I was born in Jargalant village of Arkhangai province in Mongolia. I studied hydrology at Odessa State Hydro-meteorological University in Ukraine. Before joining UNICEF, I have worked at Mongolian Academy of Science, World Wildlife Fund for Nature and UN Development Programme as researcher and program manager. My area of expertise is Integrated River Basin Management and it has been very applicable to UNICEF’s work on improving access to and quality of water. For example, we recently supported adoption of “Water Safety Plan” in our program areas to help ensure water is safe for children to drink. This also involved development of guidelines on water, sanitation and hygiene as well.
How would you describe your job to a 5-year-old?
We help children to have safe, clean water and sanitation at their home and school so that they can stay healthy and learn better. We also help make sure that parents and children know how to protect themselves from diseases such as by washing their hands.
Describe your average working day.
Each day is different but usually my average day is checking and replying to emails, working on papers and reports, and meeting with our partners. Occasionally, I would go to the field to monitor the progress of our projects, and meet the community people and children.
What are the most satisfying parts of your job?
The most satisfying part is when we see that children have access to clean water with the help of UNICEF built wells and sanitation facilities. Recently we also achieved a big goal, which was the approval of Norms and Requirements for WASH in Kindergartens, Schools and Dormitories. The document was adopted as a result of advocacy by UNICEF and our partners. This is a big step towards improving the WASH condition for Mongolian children.
What’s the most challenging aspect of your job?
Mongolia is a quite cold and sparsely populated country. Building wells and sanitation facilities in extreme cold weather, in a remote rural areas can be challenging sometimes in terms of cost. But every child needs clean water and sanitation to realize their rights and reach their full potential, so we work very hard to find the best ways to ensure that.
©UNICEF Mongolia/2015/Batnasan Nyamsuren
Can you describe a moment you have seen the impact of your work directly on a child?
Last year, I was in Bayanzurkh village of Khuvsgul province. I saw two little girls, who were drinking water out of their bottles at their school. As part of our hygiene promotion and healthy children campaign, we have been advocating students to have possibilities to drink at least one liter water every day. I was very happy to see that drinking water has become a habit for the children thanks to school management efforts.
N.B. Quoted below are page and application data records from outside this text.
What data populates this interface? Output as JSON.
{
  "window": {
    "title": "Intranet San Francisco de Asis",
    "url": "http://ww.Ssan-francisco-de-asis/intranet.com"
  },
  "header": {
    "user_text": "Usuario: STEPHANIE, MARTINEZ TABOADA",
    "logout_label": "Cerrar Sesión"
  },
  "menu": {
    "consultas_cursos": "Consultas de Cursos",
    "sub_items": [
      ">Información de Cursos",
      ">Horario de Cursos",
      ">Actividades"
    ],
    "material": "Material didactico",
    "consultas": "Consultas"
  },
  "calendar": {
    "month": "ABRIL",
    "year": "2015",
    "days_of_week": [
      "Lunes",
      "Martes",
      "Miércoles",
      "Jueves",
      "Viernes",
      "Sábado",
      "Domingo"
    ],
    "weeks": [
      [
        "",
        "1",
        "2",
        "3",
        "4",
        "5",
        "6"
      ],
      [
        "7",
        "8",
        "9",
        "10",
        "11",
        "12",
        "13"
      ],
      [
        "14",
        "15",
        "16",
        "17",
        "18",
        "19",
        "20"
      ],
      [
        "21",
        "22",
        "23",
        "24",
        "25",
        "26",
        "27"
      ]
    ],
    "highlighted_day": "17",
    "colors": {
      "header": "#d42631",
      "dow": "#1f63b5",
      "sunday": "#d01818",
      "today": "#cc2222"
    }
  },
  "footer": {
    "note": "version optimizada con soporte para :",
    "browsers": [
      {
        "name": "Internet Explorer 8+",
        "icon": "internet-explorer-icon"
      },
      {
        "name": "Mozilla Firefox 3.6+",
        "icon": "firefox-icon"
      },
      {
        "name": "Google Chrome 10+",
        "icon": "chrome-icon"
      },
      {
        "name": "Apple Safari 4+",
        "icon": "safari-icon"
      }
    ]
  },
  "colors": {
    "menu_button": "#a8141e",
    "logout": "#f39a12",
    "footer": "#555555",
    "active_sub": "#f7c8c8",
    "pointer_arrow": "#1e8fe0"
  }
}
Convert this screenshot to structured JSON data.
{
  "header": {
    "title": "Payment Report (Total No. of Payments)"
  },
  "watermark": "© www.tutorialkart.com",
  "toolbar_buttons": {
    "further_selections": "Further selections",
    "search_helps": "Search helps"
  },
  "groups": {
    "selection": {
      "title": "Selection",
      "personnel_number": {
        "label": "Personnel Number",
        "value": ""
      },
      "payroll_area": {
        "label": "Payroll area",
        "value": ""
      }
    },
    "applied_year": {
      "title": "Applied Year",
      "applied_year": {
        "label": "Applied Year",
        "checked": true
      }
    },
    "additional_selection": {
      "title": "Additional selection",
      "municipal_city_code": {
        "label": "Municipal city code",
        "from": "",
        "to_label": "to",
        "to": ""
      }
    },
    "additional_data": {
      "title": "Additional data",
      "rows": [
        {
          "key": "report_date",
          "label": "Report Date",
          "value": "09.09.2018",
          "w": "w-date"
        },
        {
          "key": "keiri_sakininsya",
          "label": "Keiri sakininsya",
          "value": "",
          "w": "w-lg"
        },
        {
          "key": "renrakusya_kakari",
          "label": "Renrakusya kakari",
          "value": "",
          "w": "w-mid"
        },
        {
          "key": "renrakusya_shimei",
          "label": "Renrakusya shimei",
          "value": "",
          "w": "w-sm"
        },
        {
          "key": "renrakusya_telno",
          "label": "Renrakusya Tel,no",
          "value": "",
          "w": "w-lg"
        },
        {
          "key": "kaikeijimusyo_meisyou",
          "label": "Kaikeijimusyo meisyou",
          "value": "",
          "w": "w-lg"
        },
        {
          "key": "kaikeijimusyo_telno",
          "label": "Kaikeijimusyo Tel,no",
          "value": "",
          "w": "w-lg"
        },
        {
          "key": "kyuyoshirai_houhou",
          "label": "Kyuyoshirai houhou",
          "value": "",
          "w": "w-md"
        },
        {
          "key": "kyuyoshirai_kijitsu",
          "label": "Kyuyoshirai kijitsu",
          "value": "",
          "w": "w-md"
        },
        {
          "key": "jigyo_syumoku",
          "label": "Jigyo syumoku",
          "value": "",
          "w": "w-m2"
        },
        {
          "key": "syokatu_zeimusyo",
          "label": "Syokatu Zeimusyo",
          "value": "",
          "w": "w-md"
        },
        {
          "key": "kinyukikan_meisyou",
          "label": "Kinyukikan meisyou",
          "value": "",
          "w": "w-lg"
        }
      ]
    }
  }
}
How do you spend your free time?
When I was a child, our village had a river nearby, so in the winter my friends and I would go there and skate and play hockey. So I grew up loving winter sports. Nowadays, I like spending my free time skiing.
What advice would you give others who are seeking a similar job as yours?
Consistency is the key. Working in water sector can be difficult sometimes with challenging conditions, but it will help you gain the experience needed to work in international organization. So my advice is "don’t give up!"